Following the December vote, the Senate introduced and passed a resolution of disapproval in May by a nearly unanimous voice vote. This enjoyed broad bipartisan support. We know where Americans stand on this issue. They do not want to continue the increasing consolidation in the media market.
I've introduced a resolution of disapproval. We have over 50 cosponsors. We're going to run out of time to get this bill passed this year, but I want to congratulate the public whose vigorous opposition to this consolidation has allowed our voices to be heard. There have been no new major media mergers that have taken place in the broadcast industry while we have been fighting this battle.
I want to congratulate people for fighting this effort, and we will continue our efforts into the next Congress.
It stands to reason that if Congressman Inslee objects to consolidation in one market, he might not be happy about consolidation in another market. And I'm right; back in July 2007, SaveNetRadio issued this press release with extensive quotes from Inslee. An excerpt:
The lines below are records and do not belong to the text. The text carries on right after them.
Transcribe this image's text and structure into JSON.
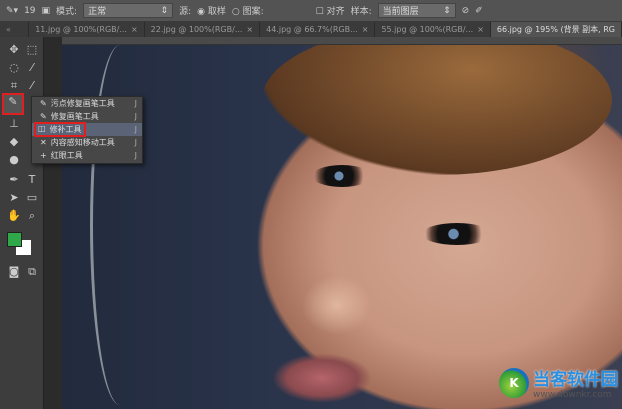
{
  "options_bar": {
    "brush_size": "19",
    "mode_label": "模式:",
    "mode_value": "正常",
    "source_label": "源:",
    "source_sampled": "取样",
    "source_pattern": "图案:",
    "aligned": "对齐",
    "sample_label": "样本:",
    "sample_value": "当前图层"
  },
  "tabs": [
    {
      "label": "11.jpg @ 100%(RGB/...",
      "close": "×"
    },
    {
      "label": "22.jpg @ 100%(RGB/...",
      "close": "×"
    },
    {
      "label": "44.jpg @ 66.7%(RGB...",
      "close": "×"
    },
    {
      "label": "55.jpg @ 100%(RGB/...",
      "close": "×"
    },
    {
      "label": "66.jpg @ 195% (背景 副本, RG",
      "close": ""
    }
  ],
  "flyout": [
    {
      "label": "污点修复画笔工具",
      "key": "J"
    },
    {
      "label": "修复画笔工具",
      "key": "J"
    },
    {
      "label": "修补工具",
      "key": "J"
    },
    {
      "label": "内容感知移动工具",
      "key": "J"
    },
    {
      "label": "红眼工具",
      "key": "J"
    }
  ],
  "colors": {
    "foreground": "#2fa84a",
    "background": "#ffffff",
    "highlight": "#e02020"
  },
  "watermark": {
    "title": "当客软件园",
    "url": "www.downkr.com"
  }
}
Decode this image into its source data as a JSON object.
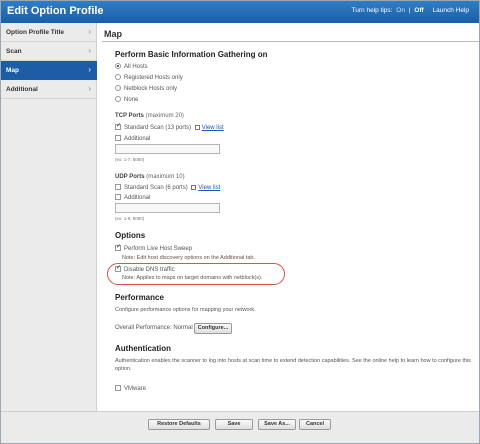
{
  "titlebar": {
    "title": "Edit Option Profile",
    "help_tips_label": "Turn help tips:",
    "help_on": "On",
    "help_sep": "|",
    "help_off": "Off",
    "launch_help": "Launch Help"
  },
  "sidebar": {
    "items": [
      {
        "label": "Option Profile Title"
      },
      {
        "label": "Scan"
      },
      {
        "label": "Map",
        "active": true
      },
      {
        "label": "Additional"
      }
    ]
  },
  "main": {
    "page_title": "Map",
    "basic_info": {
      "heading": "Perform Basic Information Gathering on",
      "options": [
        "All Hosts",
        "Registered Hosts only",
        "Netblock Hosts only",
        "None"
      ],
      "selected": "All Hosts"
    },
    "tcp": {
      "heading": "TCP Ports",
      "max": "(maximum 20)",
      "standard_label": "Standard Scan (13 ports)",
      "standard_checked": true,
      "view_list": "View list",
      "additional_label": "Additional",
      "additional_checked": false,
      "input_value": "",
      "hint": "(ex: 1-7, 8080)"
    },
    "udp": {
      "heading": "UDP Ports",
      "max": "(maximum 10)",
      "standard_label": "Standard Scan (6 ports)",
      "standard_checked": false,
      "view_list": "View list",
      "additional_label": "Additional",
      "additional_checked": false,
      "input_value": "",
      "hint": "(ex: 1-9, 8080)"
    },
    "options": {
      "heading": "Options",
      "live_sweep_label": "Perform Live Host Sweep",
      "live_sweep_checked": true,
      "live_sweep_note": "Note: Edit host discovery options on the Additional tab.",
      "disable_dns_label": "Disable DNS traffic",
      "disable_dns_checked": true,
      "disable_dns_note": "Note: Applies to maps on target domains with netblock(s)."
    },
    "performance": {
      "heading": "Performance",
      "description": "Configure performance options for mapping your network.",
      "overall_label": "Overall Performance: Normal",
      "configure_button": "Configure..."
    },
    "authentication": {
      "heading": "Authentication",
      "description": "Authentication enables the scanner to log into hosts at scan time to extend detection capabilities. See the online help to learn how to configure this option.",
      "vmware_label": "VMware",
      "vmware_checked": false
    }
  },
  "footer": {
    "restore_defaults": "Restore Defaults",
    "save": "Save",
    "save_as": "Save As...",
    "cancel": "Cancel"
  },
  "colors": {
    "titlebar": "#1f66ad",
    "nav_active": "#1c5da6",
    "highlight_ring": "#d9534f"
  }
}
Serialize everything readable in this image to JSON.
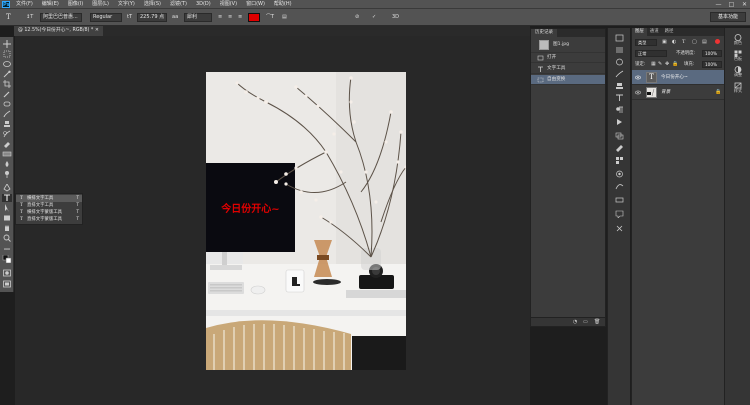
{
  "menubar": {
    "logo": "Ps",
    "items": [
      "文件(F)",
      "编辑(E)",
      "图像(I)",
      "图层(L)",
      "文字(Y)",
      "选择(S)",
      "滤镜(T)",
      "3D(D)",
      "视图(V)",
      "窗口(W)",
      "帮助(H)"
    ],
    "window_controls": [
      "—",
      "□",
      "✕"
    ]
  },
  "options": {
    "tool_glyph": "T",
    "orient_glyph": "↕T",
    "font_family": "阿里巴巴普惠...",
    "font_style": "Regular",
    "size_glyph": "tT",
    "font_size": "225.79 点",
    "aa_glyph": "aa",
    "antialias": "犀利",
    "align_glyphs": [
      "≡",
      "≡",
      "≡"
    ],
    "text_color": "#e00000",
    "warp_glyph": "⌒T",
    "panel_glyph": "▤",
    "cancel_glyph": "⊘",
    "commit_glyph": "✓",
    "center_glyph": "3D",
    "workspace": "基本功能"
  },
  "document": {
    "tab_label": "@ 12.5%(今日份开心~, RGB/8) *  ✕",
    "overlay_text": "今日份开心~",
    "overlay_text_color": "#e00000",
    "screen_logo": ""
  },
  "tool_flyout": {
    "items": [
      {
        "glyph": "T",
        "label": "横排文字工具",
        "key": "T"
      },
      {
        "glyph": "T",
        "label": "直排文字工具",
        "key": "T"
      },
      {
        "glyph": "T",
        "label": "横排文字蒙版工具",
        "key": "T"
      },
      {
        "glyph": "T",
        "label": "直排文字蒙版工具",
        "key": "T"
      }
    ]
  },
  "history": {
    "tab": "历史记录",
    "snapshot": "图1.jpg",
    "steps": [
      "打开",
      "文字工具",
      "自由变换"
    ],
    "footer_glyphs": [
      "◔",
      "▭",
      "🗑"
    ]
  },
  "layers": {
    "tabs": [
      "图层",
      "通道",
      "路径"
    ],
    "kind_filter": "类型",
    "blend_mode": "正常",
    "opacity_label": "不透明度:",
    "opacity": "100%",
    "lock_label": "锁定:",
    "fill_label": "填充:",
    "fill": "100%",
    "items": [
      {
        "thumb": "T",
        "name": "今日份开心~"
      },
      {
        "thumb": "",
        "name": "背景"
      }
    ]
  },
  "right_strip": {
    "items": [
      {
        "label": "颜色"
      },
      {
        "label": "色板"
      },
      {
        "label": "调整"
      },
      {
        "label": "样式"
      }
    ]
  }
}
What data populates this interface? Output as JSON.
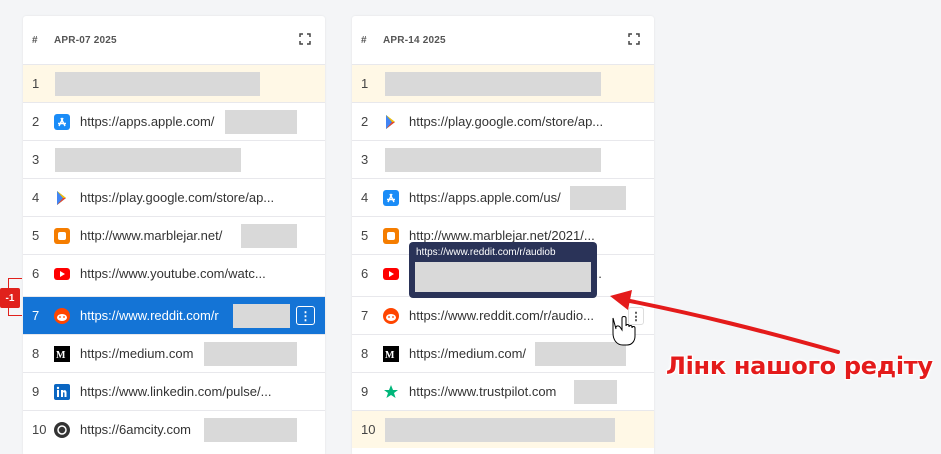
{
  "panels": [
    {
      "date": "APR-07 2025",
      "hash": "#",
      "rows": [
        {
          "num": "1",
          "icon": "",
          "url": ""
        },
        {
          "num": "2",
          "icon": "app-store-icon",
          "url": "https://apps.apple.com/"
        },
        {
          "num": "3",
          "icon": "",
          "url": ""
        },
        {
          "num": "4",
          "icon": "google-play-icon",
          "url": "https://play.google.com/store/ap..."
        },
        {
          "num": "5",
          "icon": "blogger-icon",
          "url": "http://www.marblejar.net/"
        },
        {
          "num": "6",
          "icon": "youtube-icon",
          "url": "https://www.youtube.com/watc..."
        },
        {
          "num": "7",
          "icon": "reddit-icon",
          "url": "https://www.reddit.com/r"
        },
        {
          "num": "8",
          "icon": "medium-icon",
          "url": "https://medium.com"
        },
        {
          "num": "9",
          "icon": "linkedin-icon",
          "url": "https://www.linkedin.com/pulse/..."
        },
        {
          "num": "10",
          "icon": "6amcity-icon",
          "url": "https://6amcity.com"
        }
      ]
    },
    {
      "date": "APR-14 2025",
      "hash": "#",
      "rows": [
        {
          "num": "1",
          "icon": "",
          "url": ""
        },
        {
          "num": "2",
          "icon": "google-play-icon",
          "url": "https://play.google.com/store/ap..."
        },
        {
          "num": "3",
          "icon": "",
          "url": ""
        },
        {
          "num": "4",
          "icon": "app-store-icon",
          "url": "https://apps.apple.com/us/"
        },
        {
          "num": "5",
          "icon": "blogger-icon",
          "url": "http://www.marblejar.net/2021/..."
        },
        {
          "num": "6",
          "icon": "youtube-icon",
          "url": "..."
        },
        {
          "num": "7",
          "icon": "reddit-icon",
          "url": "https://www.reddit.com/r/audio..."
        },
        {
          "num": "8",
          "icon": "medium-icon",
          "url": "https://medium.com/"
        },
        {
          "num": "9",
          "icon": "trustpilot-icon",
          "url": "https://www.trustpilot.com"
        },
        {
          "num": "10",
          "icon": "",
          "url": ""
        }
      ]
    }
  ],
  "tooltip": {
    "text": "https://www.reddit.com/r/audiob"
  },
  "rank_change": "-1",
  "kebab": "⋮",
  "annotation": {
    "text": "Лінк нашого редіту"
  },
  "colors": {
    "selected": "#1474d6",
    "highlight": "#fff8e6",
    "accent_red": "#e41b1b",
    "tooltip_bg": "#2a3358"
  }
}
Mr. Speaker, I come to the floor of the House this evening to discuss the potential loss of Internet radio by Americans, a tremendous service that, because of Internet software and musical geniuses, 70 million Americans now enjoy the ability to listen to music by Web broadcasters over the Internet....
Unfortunately, I have to inform the House that that service may be gone in a matter of a few weeks if we don't reach a resolution of a, frankly, wrong decision decided by the Copyright Royalty Board. What I am disturbed to report to my colleagues is that some time ago, March 2, 2007, we had a decision by a Federal agency, the ramifications of which would be to shut down the ability of Americans, on a realistic basis, to continue to enjoy Internet-based radio.
And the National Association of Broadcasters? They're keeping a stiff upper lip.
We hear that radio is obsolete, that it's not adapting fast enough to the digital age. We hear that listenership and revenues are declining. We hear that people don't value radio as they once did. But what we're not hearing enough are the stories of radio's successes.
And there are many.
Radio connects, informs and inspires an estimated 235 million listeners each week. And what we rarely hear is that number is up 3 million listeners from last year. That's a vast universe that we are touching.
Now I want to share a clip with you, that may send you back a few decades.
That song, "Video Killed the Radio Star," was released in 1979. And it captured what many people were feeling at the time about radio.
Throughout the years, some people thought radio would fade away.
First eight track tapes, then cassettes, then music videos and CDs - every time innovation occurred, the end of radio was predicted. But this song was released almost 30 years ago, and radio is still strong.
Millions of people listen to the radio every single day. People spend more time with radio than on the Internet and reading newspapers. There is an exciting world of opportunity before us. It is the beginning of a new era for radio.
And many of you have already started to embrace the possibilities. But in order for us to move forward and build a successful future we cannot continue to operate as we have in the past. We must stop listening to the negativity and false messages, many of which come from our own people. And we must commit to spreading the positive news about radio.
So if broadcast radio is so strong, then they need not fear Internet radio, should they?
So I contacted Congressman Baca.
Dear Congressman Baca,
I join many Internet music lovers in asking your support for H.R. 7084, the Webcaster Settlement Act of 2008. As a listener to services such as last.fm, Pandora, and Yahoo! LaunchCAST, I would like to give Pandora and similar services time to negotiate licensing agreements that would allow them to continue to broadcast. Your support is urgently needed.
Friday, September 26, 2008
[THIS WAS ORIGINALLY POSTED AT mrontemp.blogspot.com.]